Scan the entries for the word "refererer". Every line that has it should be copied.

—————

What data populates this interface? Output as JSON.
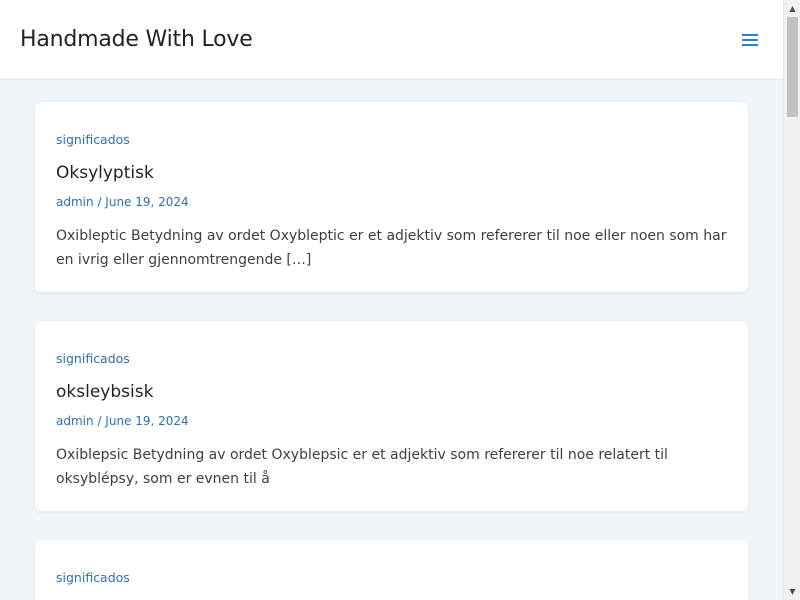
{
  "header": {
    "site_title": "Handmade With Love",
    "menu_icon": "hamburger-menu-icon"
  },
  "posts": [
    {
      "category": "significados",
      "title": "Oksylyptisk",
      "author": "admin",
      "separator": "/",
      "date": "June 19, 2024",
      "excerpt": "Oxibleptic Betydning av ordet Oxybleptic er et adjektiv som refererer til noe eller noen som har en ivrig eller gjennomtrengende […]"
    },
    {
      "category": "significados",
      "title": "oksleybsisk",
      "author": "admin",
      "separator": "/",
      "date": "June 19, 2024",
      "excerpt": "Oxiblepsic Betydning av ordet Oxyblepsic er et adjektiv som refererer til noe relatert til oksyblépsy, som er evnen til å"
    },
    {
      "category": "significados"
    }
  ],
  "scrollbar": {
    "up_arrow": "▲",
    "down_arrow": "▼"
  },
  "colors": {
    "accent": "#2f6fb0",
    "page_background": "#f0f5fa",
    "card_background": "#ffffff",
    "text": "#1e2227"
  }
}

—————

# SOLUTION TO THE EXERCISE
      "excerpt": "Oxibleptic Betydning av ordet Oxybleptic er et adjektiv som refererer til noe eller noen som har en ivrig eller gjennomtrengende […]"
      "excerpt": "Oxiblepsic Betydning av ordet Oxyblepsic er et adjektiv som refererer til noe relatert til oksyblépsy, som er evnen til å"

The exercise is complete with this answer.